As shown in Table 4, when losses occur over an extended number of years and the gross discount rate is high, the understatement of present value caused by the use of the net discount method creates a very large shortfall in the replacement of future lost wages. For example, at an 8% growth rate, 15% gross discount rate, and 40 year period of economic loss, the present value damage award is understated by 5.96%. However, in that case the insufficient award dooms the plaintiff to a recapture of only 51% of lostfuture wages a shortfall of 49%.26 It should be noted, however, that this 49% shortfall in dollar value does not mean correspondingly that the plaintiff will not be receiving payments for the last 49% of the years of his 40 year period of economic loss. In fact, his losses will be replaced fully for 31 years of the 40 year period, and partially replaced in the 32d year. Because the growth rate results in geometrically increasing annual payment amounts, the last 8 and a fraction years (i.e. just over 20% of the years) account for 49% of the total future dollar loss.
An examination of the shortfall in future values presented in Table 4 dramatizes clearly the inadequacy of the net-discount method. It is submitted that the focus on future value shortfalls (as opposed to the relatively smaller present value understatements shown in Table 3) is justified since the object of present value discounting is to arrive at present money values which compensate for all lost potential future values. Large shortfalls, such as are illustrated in Table 4, are particularly troublesome because full compensation is now the rule in the assessment of pecuniary damages. 2 The net discount approach is clearly not an acceptable method of calculation.
"Theoretically at the gross discount rate.
"See Table 3, supra.
'Even this figure is conservative in that it does not compensate the plaintiff for the lost opportunity cost of future funds not collected due to the net discount method's initial understatement of present value.
'Andrews v. Grand & Toy Alberta Ltd, supra, note 2, 240-2.
REVUE DE DROIT DE McGILL [Vol. 28
Conclusion The 1978 trilogy of personal injury cases introduced major advances in damage assessment techniques. Unfortunately, the cases also marked the Supreme Court's acceptance of the net discount rate - a concept with considerable common sense appeal.
NOTE 1982] However, the net discount rate has been shown to be an inaccurate approximation of the combined effect of gross discount rates and economic growth factors, as used in present value calculations. In inflationary times, use of the net discount rate will systematically undercompensate the plaintiff, conceivably up to 7% of the present value damages award to which he is entitled. The present value error leads in turn to a shortfall of even larger proportions in the replacement of future lost values, to the extent that plaintiffs could conceivably recover as little as 50% of their future losses.

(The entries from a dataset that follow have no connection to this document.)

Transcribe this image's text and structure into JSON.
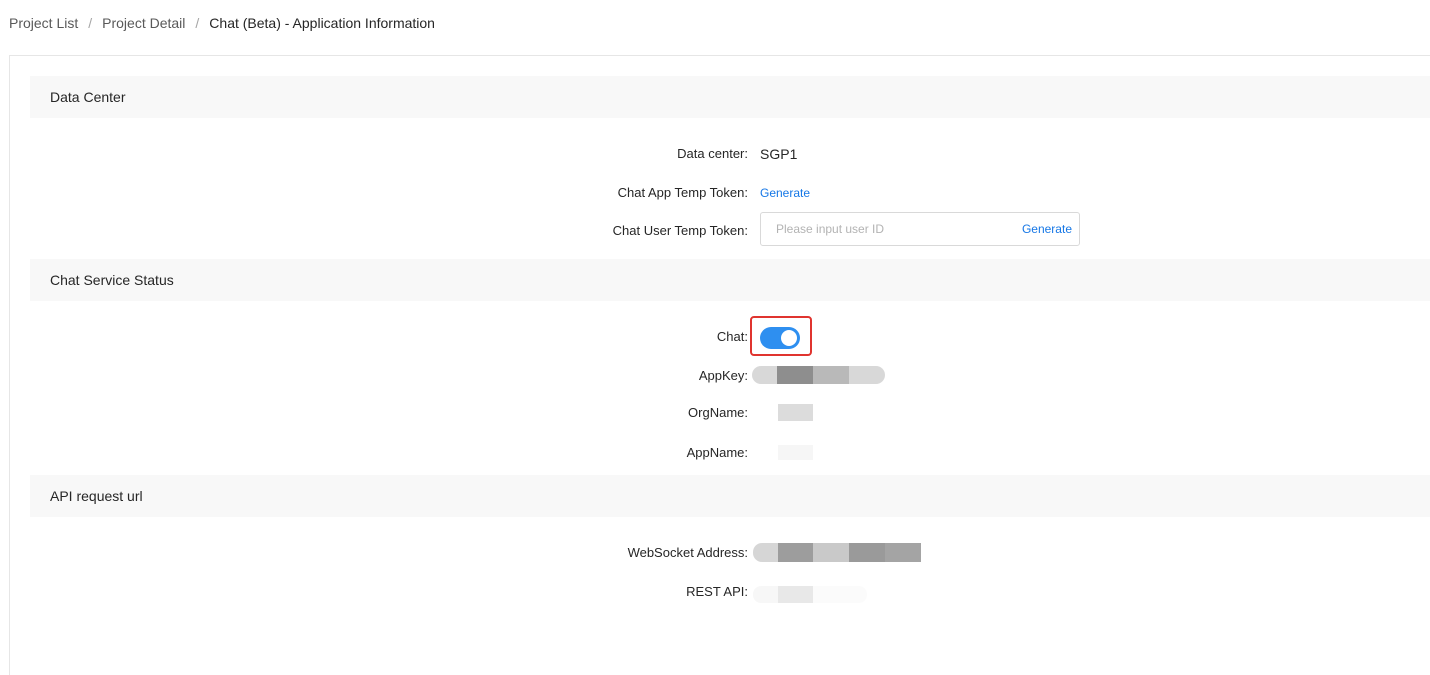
{
  "breadcrumb": {
    "project_list": "Project List",
    "separator": "/",
    "project_detail": "Project Detail",
    "current": "Chat (Beta) - Application Information"
  },
  "sections": {
    "data_center": "Data Center",
    "chat_service_status": "Chat Service Status",
    "api_request_url": "API request url"
  },
  "data_center": {
    "data_center_label": "Data center:",
    "data_center_value": "SGP1",
    "app_token_label": "Chat App Temp Token:",
    "app_token_action": "Generate",
    "user_token_label": "Chat User Temp Token:",
    "user_token_placeholder": "Please input user ID",
    "user_token_value": "",
    "user_token_action": "Generate"
  },
  "chat_service": {
    "chat_label": "Chat:",
    "chat_enabled": true,
    "appkey_label": "AppKey:",
    "orgname_label": "OrgName:",
    "appname_label": "AppName:"
  },
  "api": {
    "websocket_label": "WebSocket Address:",
    "rest_label": "REST API:"
  },
  "colors": {
    "accent": "#1677e6",
    "toggle_on": "#2e8ff0",
    "highlight": "#e0342f",
    "section_bg": "#f8f8f8"
  }
}
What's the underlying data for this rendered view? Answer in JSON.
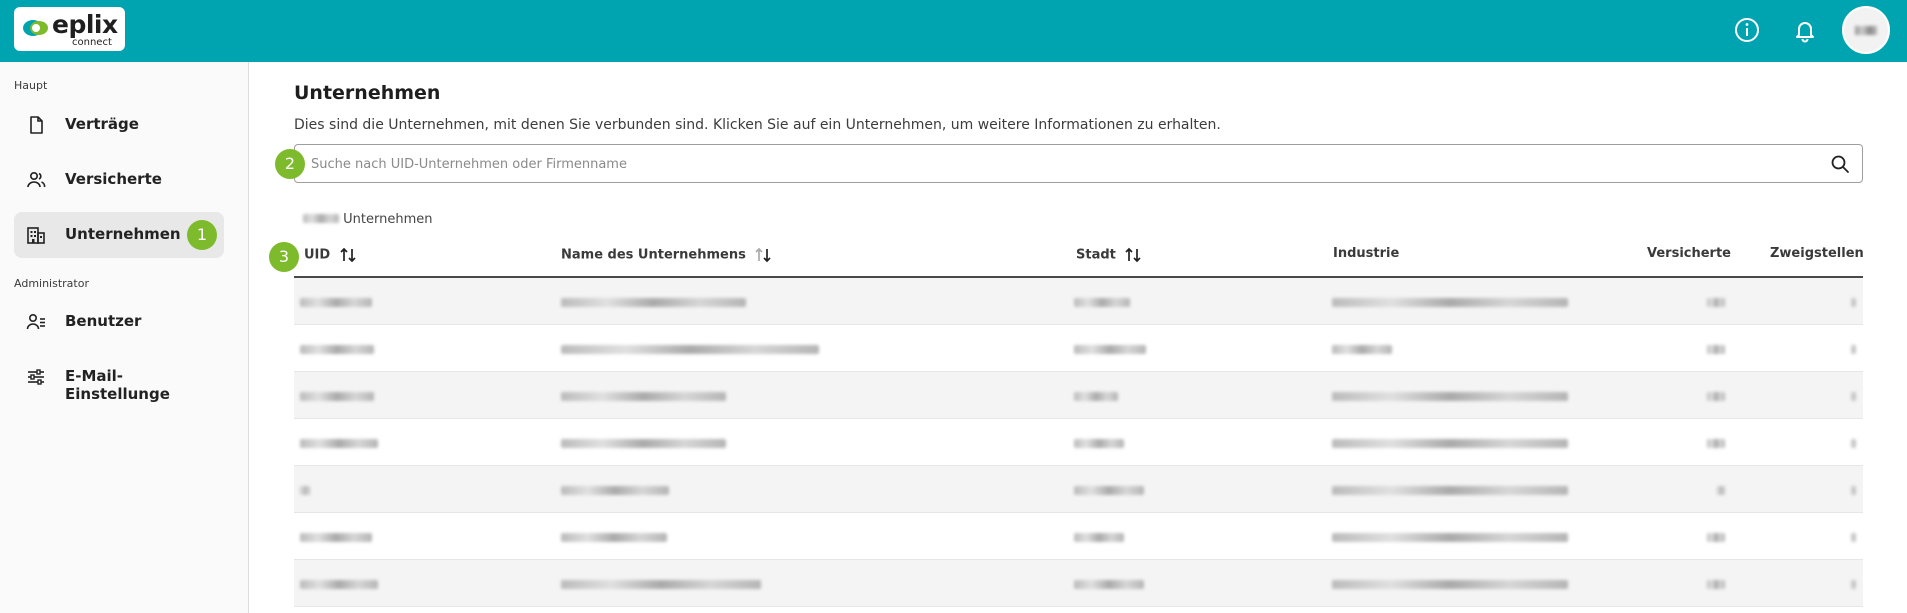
{
  "header": {
    "logo_text": "eplix",
    "logo_subtext": "connect",
    "icons": [
      "info-icon",
      "bell-icon"
    ],
    "accent_color": "#00a4b1"
  },
  "sidebar": {
    "section_main": "Haupt",
    "section_admin": "Administrator",
    "items": [
      {
        "label": "Verträge",
        "icon": "document-icon"
      },
      {
        "label": "Versicherte",
        "icon": "users-icon"
      },
      {
        "label": "Unternehmen",
        "icon": "building-icon",
        "active": true,
        "badge": "1"
      },
      {
        "label": "Benutzer",
        "icon": "user-manage-icon"
      },
      {
        "label": "E-Mail-Einstellunge",
        "icon": "sliders-icon"
      }
    ]
  },
  "main": {
    "title": "Unternehmen",
    "description": "Dies sind die Unternehmen, mit denen Sie verbunden sind. Klicken Sie auf ein Unternehmen, um weitere Informationen zu erhalten.",
    "search_placeholder": "Suche nach UID-Unternehmen oder Firmenname",
    "search_badge": "2",
    "count_label": "Unternehmen",
    "table_badge": "3",
    "columns": [
      "UID",
      "Name des Unternehmens",
      "Stadt",
      "Industrie",
      "Versicherte",
      "Zweigstellen"
    ],
    "row_count": 7
  },
  "colors": {
    "badge": "#7dbb2c",
    "active_nav": "#e8e8e8"
  }
}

Fortunately there is a correct procedure for reducing future economic damages to present money values - the serial method of calculation presented herein. This method takes into account all the factors recognized by the Supreme Court in the trilogy and applies them in a mathematically correct fashion. Furthermore, the serial method is just as easy to apply as the net discount rate approach. It is to be hoped that the courts will, in the future, adopt the more accurate method.